Another scenario is when a son has an overbearing mother who doesn’t give him the space or independence to grow autonomously. He will likely repeat the same cycle in his adult life by attracting controlling and needy women. Occasionally, he might rebel in adult life and instead attract the opposite of what we experienced. Although he doesn’t recreate that familiar feeling of suffocation, he has swung to the opposite side of the pendulum and the unresolved issues with his mum remain unduly unresolved.
The truth is, it all stems from how we were raised and the relational experiences we had as children. It begins if we weren’t properly able to develop self-esteem or a positive self-image, and therefore self-love. In their place, we piled up self-hate and grew into adults completely oblivious.
The point then, is not our addiction to external toxic relationships, but our addiction to something that runs much deeper and is far more dangerous. Our addiction to a toxic relationship with ourselves. The relationship could have started from the very moment we were born and if so, would have been heavily influenced by the relationships we had with our parents and the relationship we witnessed them having with each other.
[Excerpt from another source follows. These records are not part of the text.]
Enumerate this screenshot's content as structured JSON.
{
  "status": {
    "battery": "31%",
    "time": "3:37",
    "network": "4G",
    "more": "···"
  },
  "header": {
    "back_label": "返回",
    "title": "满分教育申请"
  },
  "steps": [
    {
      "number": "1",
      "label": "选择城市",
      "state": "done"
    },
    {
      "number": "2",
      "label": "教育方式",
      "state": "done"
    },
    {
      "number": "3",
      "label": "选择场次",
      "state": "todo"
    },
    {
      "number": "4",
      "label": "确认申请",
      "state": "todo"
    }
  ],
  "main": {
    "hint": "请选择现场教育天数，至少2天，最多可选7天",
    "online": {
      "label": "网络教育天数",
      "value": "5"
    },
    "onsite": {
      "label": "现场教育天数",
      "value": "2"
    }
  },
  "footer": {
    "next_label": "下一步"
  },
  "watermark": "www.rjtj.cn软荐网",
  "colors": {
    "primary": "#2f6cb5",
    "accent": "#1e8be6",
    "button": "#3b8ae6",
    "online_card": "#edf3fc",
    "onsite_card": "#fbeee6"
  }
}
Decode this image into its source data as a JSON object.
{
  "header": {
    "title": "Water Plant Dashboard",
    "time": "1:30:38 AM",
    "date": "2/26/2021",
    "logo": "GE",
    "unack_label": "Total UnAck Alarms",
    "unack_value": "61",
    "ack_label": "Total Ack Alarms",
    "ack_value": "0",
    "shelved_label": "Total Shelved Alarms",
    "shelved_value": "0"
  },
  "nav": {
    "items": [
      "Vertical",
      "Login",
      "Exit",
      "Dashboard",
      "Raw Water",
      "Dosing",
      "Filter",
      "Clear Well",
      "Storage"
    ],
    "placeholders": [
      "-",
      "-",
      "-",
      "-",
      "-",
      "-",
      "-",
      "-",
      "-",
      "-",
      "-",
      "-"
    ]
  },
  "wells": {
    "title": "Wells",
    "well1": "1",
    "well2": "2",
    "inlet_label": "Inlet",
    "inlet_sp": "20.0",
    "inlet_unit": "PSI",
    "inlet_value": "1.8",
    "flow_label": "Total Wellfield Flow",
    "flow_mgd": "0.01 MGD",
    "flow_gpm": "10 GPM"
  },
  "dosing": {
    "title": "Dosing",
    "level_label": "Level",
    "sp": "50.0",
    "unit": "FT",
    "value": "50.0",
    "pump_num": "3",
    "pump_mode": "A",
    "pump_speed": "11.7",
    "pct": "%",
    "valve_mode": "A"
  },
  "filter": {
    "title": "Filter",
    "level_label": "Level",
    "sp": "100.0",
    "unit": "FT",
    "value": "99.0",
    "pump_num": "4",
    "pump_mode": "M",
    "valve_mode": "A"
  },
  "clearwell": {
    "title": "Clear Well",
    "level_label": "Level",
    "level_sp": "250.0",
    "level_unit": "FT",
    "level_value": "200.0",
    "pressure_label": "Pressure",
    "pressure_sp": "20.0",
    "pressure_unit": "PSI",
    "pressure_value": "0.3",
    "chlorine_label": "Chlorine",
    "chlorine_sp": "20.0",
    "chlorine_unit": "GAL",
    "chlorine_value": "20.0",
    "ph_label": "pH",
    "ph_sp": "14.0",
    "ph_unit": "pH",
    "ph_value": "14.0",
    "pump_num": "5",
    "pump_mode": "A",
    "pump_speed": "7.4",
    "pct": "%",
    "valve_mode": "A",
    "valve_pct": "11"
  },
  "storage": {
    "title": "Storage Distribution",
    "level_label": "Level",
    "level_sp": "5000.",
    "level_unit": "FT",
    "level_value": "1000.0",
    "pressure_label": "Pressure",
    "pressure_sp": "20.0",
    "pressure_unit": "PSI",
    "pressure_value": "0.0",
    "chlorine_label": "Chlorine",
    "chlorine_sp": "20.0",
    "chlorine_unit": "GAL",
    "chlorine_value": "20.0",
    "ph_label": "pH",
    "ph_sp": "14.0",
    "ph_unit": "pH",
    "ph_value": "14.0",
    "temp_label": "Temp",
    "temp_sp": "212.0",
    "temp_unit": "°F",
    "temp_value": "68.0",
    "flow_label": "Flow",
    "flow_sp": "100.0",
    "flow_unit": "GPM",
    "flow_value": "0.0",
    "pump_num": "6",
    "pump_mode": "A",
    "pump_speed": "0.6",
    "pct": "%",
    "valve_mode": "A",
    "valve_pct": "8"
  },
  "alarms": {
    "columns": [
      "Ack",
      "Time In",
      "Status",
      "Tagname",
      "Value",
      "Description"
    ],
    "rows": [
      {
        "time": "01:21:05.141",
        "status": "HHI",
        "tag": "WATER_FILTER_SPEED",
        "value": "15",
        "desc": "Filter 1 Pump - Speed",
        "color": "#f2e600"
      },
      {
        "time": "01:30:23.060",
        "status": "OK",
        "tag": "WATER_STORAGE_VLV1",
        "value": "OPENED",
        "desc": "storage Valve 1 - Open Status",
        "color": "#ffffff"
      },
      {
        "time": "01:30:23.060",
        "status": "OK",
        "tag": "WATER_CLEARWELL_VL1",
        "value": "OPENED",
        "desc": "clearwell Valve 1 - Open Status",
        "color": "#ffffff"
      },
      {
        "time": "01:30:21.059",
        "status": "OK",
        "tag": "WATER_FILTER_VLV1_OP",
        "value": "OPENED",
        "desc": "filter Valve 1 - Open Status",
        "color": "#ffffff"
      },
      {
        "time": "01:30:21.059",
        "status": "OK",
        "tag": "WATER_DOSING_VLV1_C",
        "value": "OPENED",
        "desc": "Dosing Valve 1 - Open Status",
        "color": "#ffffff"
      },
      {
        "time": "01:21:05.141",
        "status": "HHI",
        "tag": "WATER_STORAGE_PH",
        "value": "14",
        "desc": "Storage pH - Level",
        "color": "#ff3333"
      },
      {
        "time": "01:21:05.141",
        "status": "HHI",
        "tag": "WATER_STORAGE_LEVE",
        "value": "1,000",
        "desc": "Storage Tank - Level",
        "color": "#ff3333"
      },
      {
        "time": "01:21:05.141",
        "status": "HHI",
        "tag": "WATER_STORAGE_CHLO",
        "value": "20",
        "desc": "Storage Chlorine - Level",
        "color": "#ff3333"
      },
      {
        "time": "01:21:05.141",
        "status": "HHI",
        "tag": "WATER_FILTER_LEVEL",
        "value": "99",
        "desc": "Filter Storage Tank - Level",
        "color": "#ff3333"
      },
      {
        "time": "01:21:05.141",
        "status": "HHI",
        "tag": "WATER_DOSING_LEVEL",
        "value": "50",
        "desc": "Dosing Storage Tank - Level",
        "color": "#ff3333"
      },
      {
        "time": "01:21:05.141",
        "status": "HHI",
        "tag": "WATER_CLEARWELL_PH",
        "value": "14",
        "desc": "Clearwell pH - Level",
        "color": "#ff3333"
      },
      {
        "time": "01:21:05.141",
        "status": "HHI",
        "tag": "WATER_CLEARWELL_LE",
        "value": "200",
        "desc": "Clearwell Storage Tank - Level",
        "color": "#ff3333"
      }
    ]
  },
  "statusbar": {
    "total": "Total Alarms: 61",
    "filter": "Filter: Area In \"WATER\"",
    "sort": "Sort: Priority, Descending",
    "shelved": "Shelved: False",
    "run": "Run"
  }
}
We get to know and become very familiar with toxic relationships during our formative years so that by adulthood we find ourselves only knowing that kind of relationship. We then nurture our emotional craving for that familiarity, that emotional climate that we know best. It works like a chemical addiction, one or two hits and suddenly we are no longer in control. We become addicted to what gives us pain, like a toxic relationship, and subconsciously search for that next ‘high’. We search for that experience of neurotic pain from our past, search for the old companion we’d found in self-loathing as we were children.
The conclusion? We need to recondition ourselves and become addicted to our healthy self, who is immensely valuable, colourful, vibrant and strong.
If you are experiencing toxic relationships and would like some guidance on how to overcome them, Elisabetta can help you work through this.
Originally published at www.elisabettafranzoso.com